Residents cautioned against disturbing fawns & other young wildlife
DEC reminds people to enjoy wildlife & their young from safe distance, resist urge to touch or pick up
The New York State Department of Environmental Conservation is reminding New Yorkers to enjoy wildlife and their young from a safe distance and resist the urge to touch or pick up newborn fawns and other young wildlife. Human contact with wildlife can carry unintended consequences detrimental to wildlife safety and development.
DEC Commissioner Basil Seggos said, “New York’s amazing natural wonders come alive during the spring and summer seasons, offering exciting encounters with wildlife in fields, forests, and even your own backyard. If you see a fawn, baby rabbit, or a just-fledged bird, I encourage you to enjoy the encounter from a distance and not attempt to approach or touch the animal. Remember, if you care, leave it there.”

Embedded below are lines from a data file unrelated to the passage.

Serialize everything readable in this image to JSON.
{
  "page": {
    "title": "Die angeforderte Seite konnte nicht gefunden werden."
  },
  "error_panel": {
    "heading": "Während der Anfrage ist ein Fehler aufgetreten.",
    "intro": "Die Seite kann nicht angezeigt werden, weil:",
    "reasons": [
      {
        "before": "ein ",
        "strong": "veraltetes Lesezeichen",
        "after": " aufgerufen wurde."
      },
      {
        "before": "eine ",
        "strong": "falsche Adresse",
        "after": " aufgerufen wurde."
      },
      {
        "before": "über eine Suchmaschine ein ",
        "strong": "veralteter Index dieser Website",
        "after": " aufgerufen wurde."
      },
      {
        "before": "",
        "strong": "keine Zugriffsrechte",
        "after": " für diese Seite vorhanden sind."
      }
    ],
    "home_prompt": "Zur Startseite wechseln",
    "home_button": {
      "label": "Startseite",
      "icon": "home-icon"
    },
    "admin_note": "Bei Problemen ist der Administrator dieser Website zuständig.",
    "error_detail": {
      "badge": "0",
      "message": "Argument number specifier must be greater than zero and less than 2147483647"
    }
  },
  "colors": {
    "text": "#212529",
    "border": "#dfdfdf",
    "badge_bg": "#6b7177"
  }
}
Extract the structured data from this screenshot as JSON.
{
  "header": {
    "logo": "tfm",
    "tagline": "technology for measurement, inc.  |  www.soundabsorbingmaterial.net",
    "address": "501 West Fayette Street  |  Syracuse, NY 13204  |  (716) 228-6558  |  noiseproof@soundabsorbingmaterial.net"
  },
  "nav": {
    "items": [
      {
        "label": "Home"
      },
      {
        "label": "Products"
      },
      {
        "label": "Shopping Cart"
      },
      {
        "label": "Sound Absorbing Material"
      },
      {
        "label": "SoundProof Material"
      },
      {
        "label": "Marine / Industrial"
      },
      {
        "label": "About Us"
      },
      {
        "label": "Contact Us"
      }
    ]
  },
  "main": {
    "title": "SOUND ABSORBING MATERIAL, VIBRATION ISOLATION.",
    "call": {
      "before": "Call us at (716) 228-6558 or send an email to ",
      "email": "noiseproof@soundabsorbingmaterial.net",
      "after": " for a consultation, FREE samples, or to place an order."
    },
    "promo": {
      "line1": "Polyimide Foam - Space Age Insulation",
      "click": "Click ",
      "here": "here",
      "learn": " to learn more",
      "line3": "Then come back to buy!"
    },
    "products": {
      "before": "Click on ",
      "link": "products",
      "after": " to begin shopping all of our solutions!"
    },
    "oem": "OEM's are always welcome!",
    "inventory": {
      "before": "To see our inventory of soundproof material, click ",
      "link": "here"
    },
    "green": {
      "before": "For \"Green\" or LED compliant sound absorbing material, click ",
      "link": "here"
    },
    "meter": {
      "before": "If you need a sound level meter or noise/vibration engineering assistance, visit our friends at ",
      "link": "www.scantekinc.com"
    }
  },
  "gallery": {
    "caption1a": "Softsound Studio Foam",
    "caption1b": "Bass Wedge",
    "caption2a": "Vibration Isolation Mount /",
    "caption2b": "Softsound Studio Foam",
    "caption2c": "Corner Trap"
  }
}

At this time of year, animal sightings and encounters are not unusual. Young wildlife quickly venture into the world on wobbly legs or are unable to fly on their own. While most young wildlife learn survival skills from one or both adults, some receive little or no care. Often, wild animals stay away from their young, especially when people are present. For all these young animals, the perils of survival are a natural part of life in the wild. Unfortunately, well-intentioned individuals may attempt to care for young wild animals they believe to be abandoned or in need of assistance. However, human interaction typically does more damage than good.
White-tailed deer fawns are a good example of how human interaction with young wildlife can be problematic. Most fawns are born during late May and early June. Although fawns can walk shortly after birth, they spend most of their first several days lying still in tall grass, leaf litter, or sometimes relatively unconcealed. During this period, a fawn is usually left alone by the adult female (doe), except when nursing. People occasionally find a lone fawn and mistakenly assume it has been abandoned, which is rare.
Fawns should never be picked up. If human presence is detected by the doe, the doe may delay its next visit to nurse.
A fawn's best chance to survive is to be raised by the adult doe. Fawns nurse three to four times a day, usually for less than 30 minutes at a time, but otherwise the doe keeps her distance. This helps reduce the chance a predator will follow her to the fawn. A fawn's protective coloration and ability to remain motionless help it avoid detection by predators and people.
By the end of its second week, a fawn begins to move about and spend more time with the doe. It also begins to eat grass and leaves. At about 10 weeks of age, fawns are no longer dependent on milk, although they continue to nurse occasionally into the fall. During August, deer begin to grow their winter coats and fawns lose their spots.
In addition, young wildlife are not pets. Keeping wildlife in captivity is both illegal and harmful to the animal. Wild animals are not well-suited for life in captivity and may carry diseases that can be transferred to humans. Resist the temptation to take them out of the wild. Those who observe sick-acting wildlife or wildlife acting abnormally should keep people and pets away and contact their DEC regional wildlife office. For more information and answers to frequently asked questions about young wildlife, visit DEC's website.